A virtual date doesn’t need to be just the two of you talking to each other over video. Have fun with it, and don’t be afraid to get creative. Again, we have a lot of resources on the CatholicMatch Institute about this, but some ideas include using online extensions such as Scener to watch movies together, playing multiplayer games, inviting other couples to join your video chat, and even hosting a virtual book club or Bible study.
What should Catholics looking to date right now keep in mind, spiritually and practically?
We’ve been reminding our users that there is only so much you can control. You can’t control this virus, your job, or what stores are open or closed, but you can control how to approach this situation and how you react to it. It’s important to remember that God works in mysterious ways, and you never know when he will bring someone into your life, even during these less-than-ideal circumstances!
Just because we are facing challenges does not mean you need to put your life on hold. There is no reason to pass up good opportunities! So don’t be afraid to connect with others, even when you’re feeling lonely or scared. We also encourage everyone to use this time to reflect. Ponder your dating experiences. Is there anything you would like to focus on? Set some goals for yourself. Also, use this extra time at home to expand your faith and grow closer to God. There is so much you can do for yourself spiritually and physically, even at home, whether that’s picking up a spiritual book you’ve been planning to read, discovering some new prayers, exercising more, or trying to improve yourself.
Is there anything else you see, from where you sit, that Catholic readers might want to think about?
While we recognize this is a hard time for everyone, it is also important to acknowledge the unique challenges that singles are presented with. Before this virus, we had a marriage crisis, and after this virus, there’s nothing that will make it any better.
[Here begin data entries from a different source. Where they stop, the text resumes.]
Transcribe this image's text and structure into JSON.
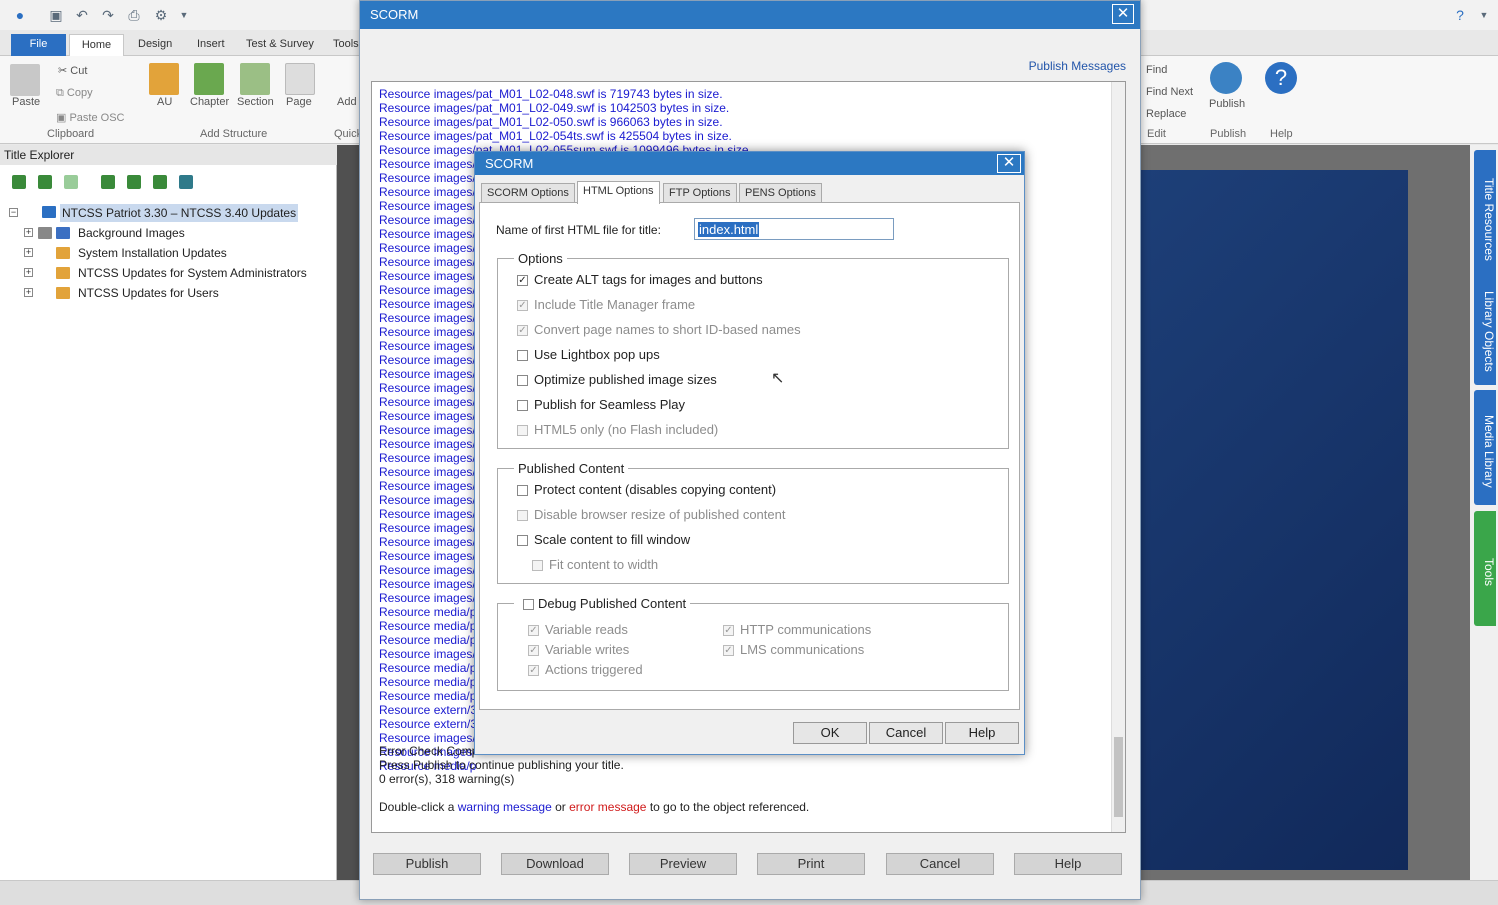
{
  "app": {
    "tabs": [
      "File",
      "Home",
      "Design",
      "Insert",
      "Test & Survey",
      "Tools"
    ],
    "ribbon": {
      "cut": "Cut",
      "copy": "Copy",
      "paste": "Paste",
      "paste_osc": "Paste OSC",
      "clipboard": "Clipboard",
      "au": "AU",
      "chapter": "Chapter",
      "section": "Section",
      "page": "Page",
      "add_structure": "Add Structure",
      "add": "Add",
      "quick": "Quick",
      "find": "Find",
      "find_next": "Find Next",
      "replace": "Replace",
      "edit": "Edit",
      "publish": "Publish",
      "publish_grp": "Publish",
      "help": "Help"
    }
  },
  "explorer": {
    "title": "Title Explorer",
    "root": "NTCSS Patriot 3.30 – NTCSS 3.40 Updates",
    "items": [
      "Background Images",
      "System Installation Updates",
      "NTCSS Updates for System Administrators",
      "NTCSS Updates for Users"
    ]
  },
  "side_tabs": [
    "Title Resources",
    "Library Objects",
    "Media Library",
    "Tools"
  ],
  "outer": {
    "title": "SCORM",
    "publish_messages": "Publish Messages",
    "log_lines": [
      "Resource images/pat_M01_L02-048.swf is 719743 bytes in size.",
      "Resource images/pat_M01_L02-049.swf is 1042503 bytes in size.",
      "Resource images/pat_M01_L02-050.swf is 966063 bytes in size.",
      "Resource images/pat_M01_L02-054ts.swf is 425504 bytes in size.",
      "Resource images/pat_M01_L02-055sum.swf is 1099496 bytes in size."
    ],
    "trunc_images": "Resource images/",
    "trunc_media": "Resource media/p",
    "trunc_extern": "Resource extern/3",
    "error_check": "Error Check Comp",
    "press_publish": "Press Publish to continue publishing your title.",
    "counts": "0 error(s), 318 warning(s)",
    "dbl_a": "Double-click a ",
    "warning_msg": "warning message",
    "dbl_or": " or ",
    "error_msg": "error message",
    "dbl_b": " to go to the object referenced.",
    "buttons": [
      "Publish",
      "Download",
      "Preview",
      "Print",
      "Cancel",
      "Help"
    ]
  },
  "inner": {
    "title": "SCORM",
    "tabs": [
      "SCORM Options",
      "HTML Options",
      "FTP Options",
      "PENS Options"
    ],
    "first_html_label": "Name of first HTML file for title:",
    "first_html_value": "index.html",
    "options_legend": "Options",
    "options": [
      {
        "label": "Create ALT tags for images and buttons",
        "checked": true,
        "disabled": false
      },
      {
        "label": "Include Title Manager frame",
        "checked": true,
        "disabled": true
      },
      {
        "label": "Convert page names to short ID-based names",
        "checked": true,
        "disabled": true
      },
      {
        "label": "Use Lightbox pop ups",
        "checked": false,
        "disabled": false
      },
      {
        "label": "Optimize published image sizes",
        "checked": false,
        "disabled": false
      },
      {
        "label": "Publish for Seamless Play",
        "checked": false,
        "disabled": false
      },
      {
        "label": "HTML5 only (no Flash included)",
        "checked": false,
        "disabled": true
      }
    ],
    "published_legend": "Published Content",
    "published": [
      {
        "label": "Protect content (disables copying content)",
        "checked": false,
        "disabled": false
      },
      {
        "label": "Disable browser resize of published content",
        "checked": false,
        "disabled": true
      },
      {
        "label": "Scale content to fill window",
        "checked": false,
        "disabled": false
      },
      {
        "label": "Fit content to width",
        "checked": false,
        "disabled": true
      }
    ],
    "debug_legend": "Debug Published Content",
    "debug": [
      {
        "label": "Variable reads",
        "checked": true
      },
      {
        "label": "HTTP communications",
        "checked": true
      },
      {
        "label": "Variable writes",
        "checked": true
      },
      {
        "label": "LMS communications",
        "checked": true
      },
      {
        "label": "Actions triggered",
        "checked": true
      }
    ],
    "buttons": {
      "ok": "OK",
      "cancel": "Cancel",
      "help": "Help"
    }
  }
}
It’s time that we all start praying for vocations to the married life. ... We pray for vocations to the priesthood and religious life, so why not marriage, too? ... Everyone laments the decrease in sacramental marriages, but ... we all need to take a more active role in [promoting them], both spiritually and practically.
— Kathryn Elliott